A lesson is a group of experiences. Each lesson represents deliberate practice, a deliberate thoughtful experience that comes together in the following way. Think about a lesson taking place in a middle school, for example, over the course of five days, meeting with students for 45 minutes at a time. On the first day, you might use a read-aloud, a visual or some other kind of media that brings that anchor phenomenon to life. Students encounter the anchor phenomenon – the flooding in New York City, for instance – within the context of this piece of media.
To implement phenomena within lesson flow works essentially the same from kindergarten up through 8th grade. It begins with introducing the anchor phenomenon and Socratic dialogue, progresses through the planning and carrying out of investigations or engineering processes, and culminates in forming conclusions, sharing and debriefing.
Then the next day, or as part of a second half of that first class (depending on how the middle school structures science time), you engage in Socratic dialogue to unpack students' observations about that anchor phenomenon. Your goal is to ask questions that require them to create, evaluate and analyze, and helps them actually form concept to concept, concept to self, concept to world connections.
We're still with the anchor phenomenon though. We need to transition into that investigative phenomena by releasing responsibility to the students to outline their individual or their team's investigative approach. Now that we understand the anchor phenomenon somewhat – we've talked about it, we've connected with it – the next question becomes how each student or team will choose to investigate it as either scientists or engineers.

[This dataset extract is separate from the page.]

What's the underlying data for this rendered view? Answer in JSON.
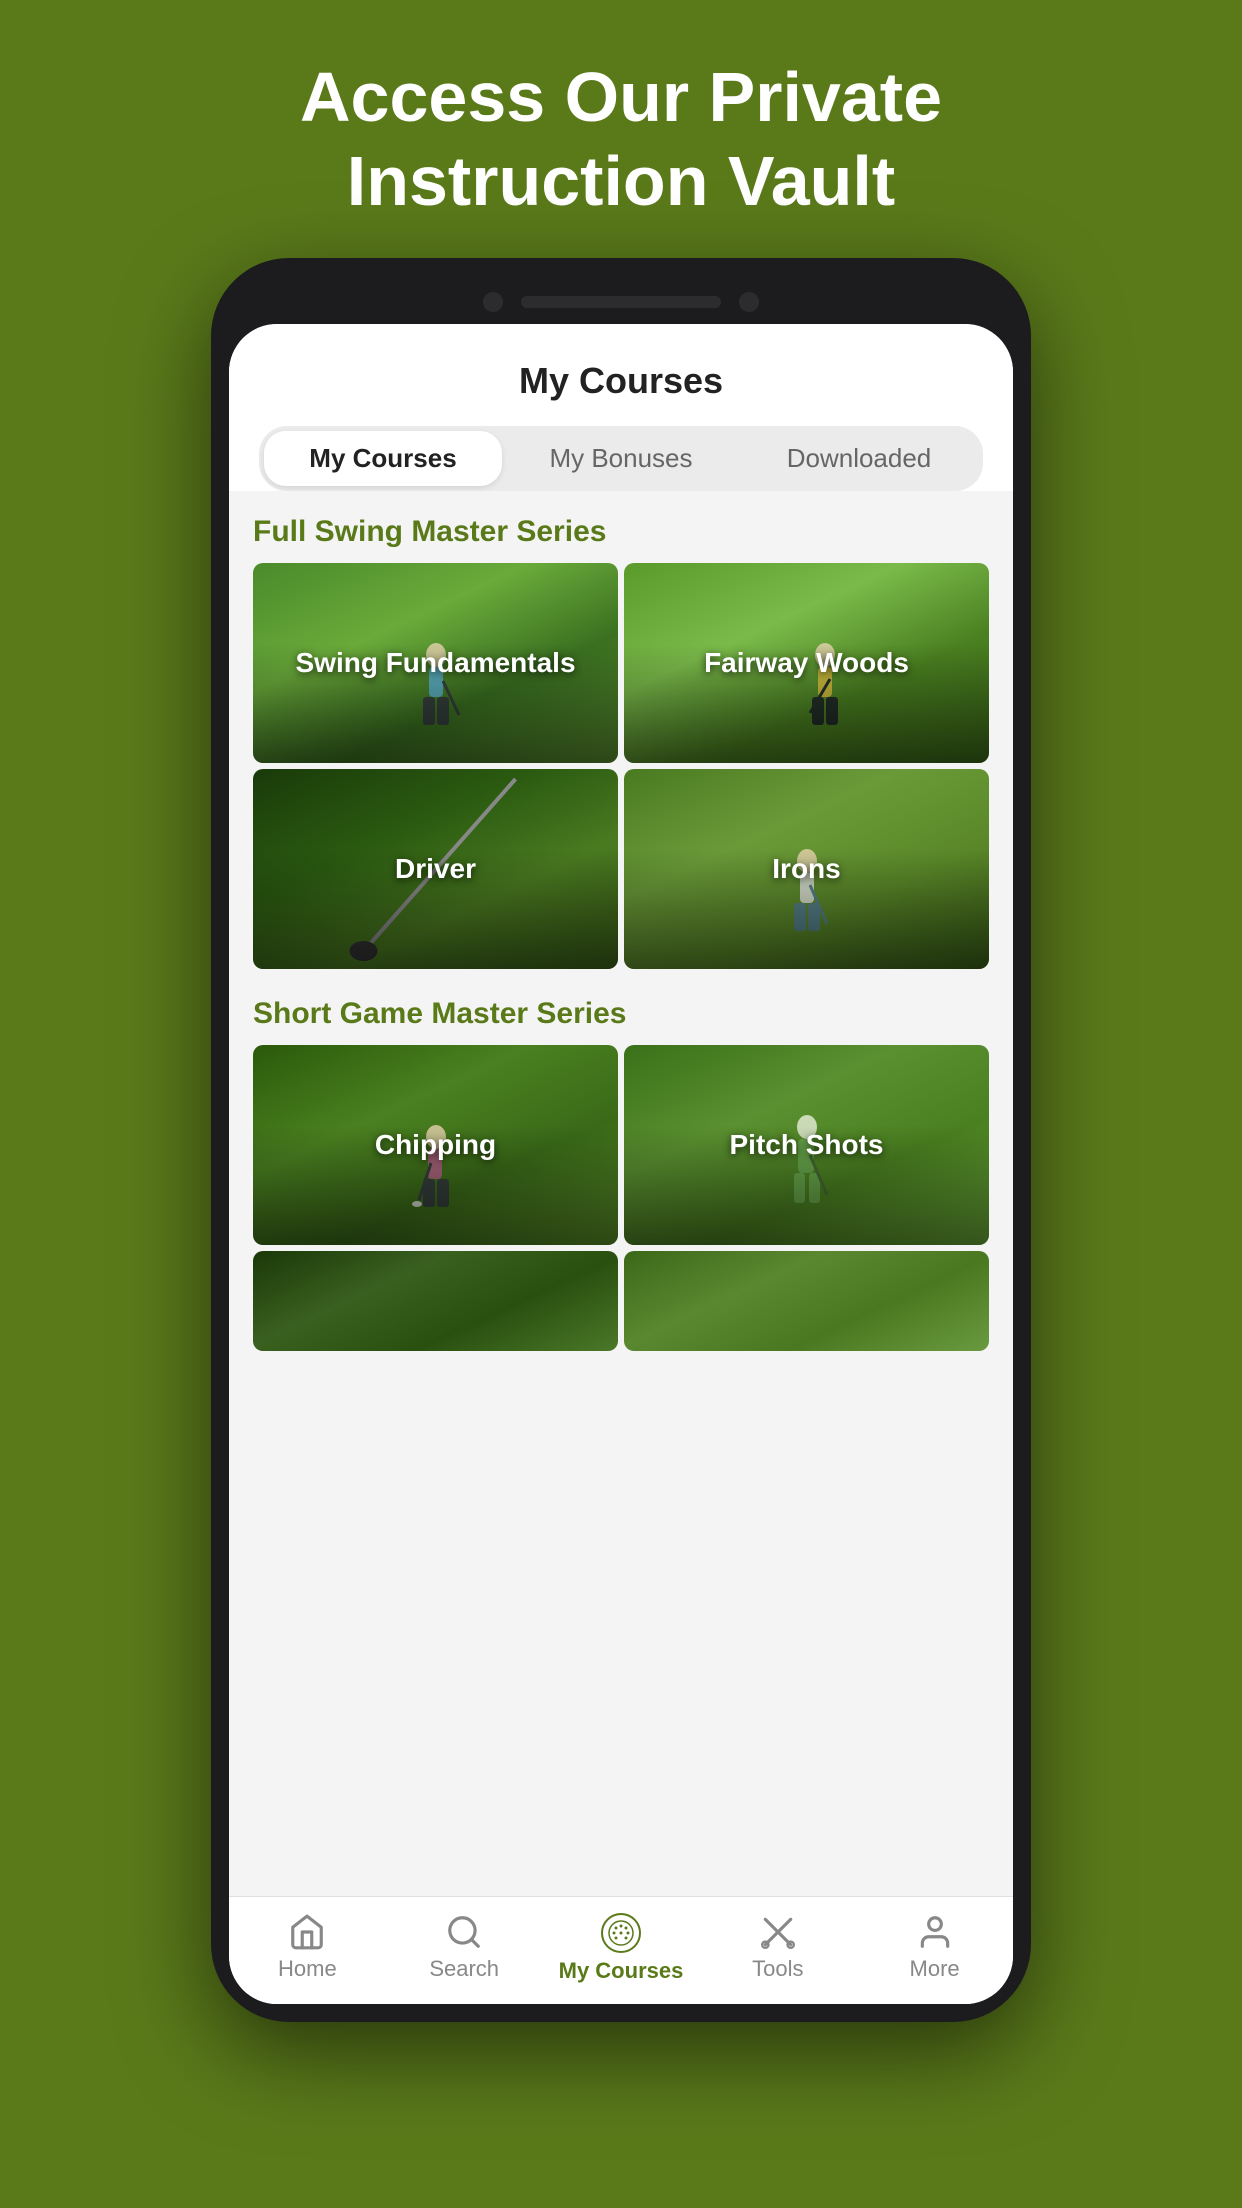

We outline that investigative approach and then we actually get into the investigative phenomena by carrying out the science or carrying out the engineering that we've outlined. That's why planning is so important. This is where we encounter other phenomena, other observable facts of nature, isolated elements that impact the flooding and inform their investigation. It’s important to realize we can have more than two phenomena – the anchor and each student or team’s investigative phenomena – because we will be observing the other phenomena that crop up naturally as part of any science or engineering investigation.
To return to our soil example, in investigating the differences between clay and concrete, students will be observing such phenomena as how water travels through clay, how it travels through concrete, the time that it takes, the volume that's makes it through from the top to the bottom of that surface. That's where they encounter investigative phenomena.
Finally, students use those observations to unpack the investigative approach and their observations and relate them back to their hypothesis or their proposed solution as well as the larger anchor phenomena context. At the end, we would transition naturally to the next lesson in the unit, or the next unit. For instance, perhaps we were talking about flooding in New York City in this lesson and the next is something like runoff and pollution in public waterways. We can, and should, bridge from one to the next, so that new knowledge and skills are always scaffolded onto those we’ve previously developed.